[[ Study material, beginning ]]

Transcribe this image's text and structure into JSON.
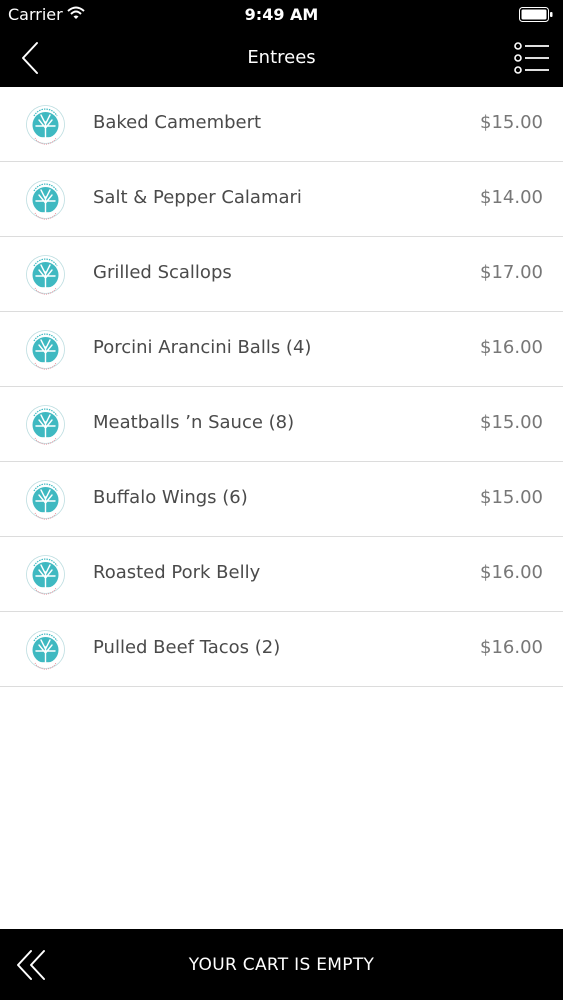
{
  "status_bar": {
    "carrier": "Carrier",
    "time": "9:49 AM",
    "icons": [
      "wifi-icon",
      "battery-icon"
    ]
  },
  "nav": {
    "title": "Entrees",
    "back_icon": "chevron-left-icon",
    "menu_icon": "list-menu-icon"
  },
  "colors": {
    "bar_background": "#000000",
    "logo_teal": "#3fb9c1",
    "divider": "#dcdcdc"
  },
  "menu": {
    "items": [
      {
        "name": "Baked Camembert",
        "price": "$15.00"
      },
      {
        "name": "Salt & Pepper Calamari",
        "price": "$14.00"
      },
      {
        "name": "Grilled Scallops",
        "price": "$17.00"
      },
      {
        "name": "Porcini Arancini Balls (4)",
        "price": "$16.00"
      },
      {
        "name": "Meatballs ’n Sauce (8)",
        "price": "$15.00"
      },
      {
        "name": "Buffalo Wings (6)",
        "price": "$15.00"
      },
      {
        "name": "Roasted Pork Belly",
        "price": "$16.00"
      },
      {
        "name": "Pulled Beef Tacos (2)",
        "price": "$16.00"
      }
    ],
    "item_icon": "willowgrill-logo-icon"
  },
  "cart": {
    "status": "YOUR CART IS EMPTY",
    "expand_icon": "double-chevron-left-icon"
  }
}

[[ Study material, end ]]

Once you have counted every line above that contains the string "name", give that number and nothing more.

- _Task solution_:
8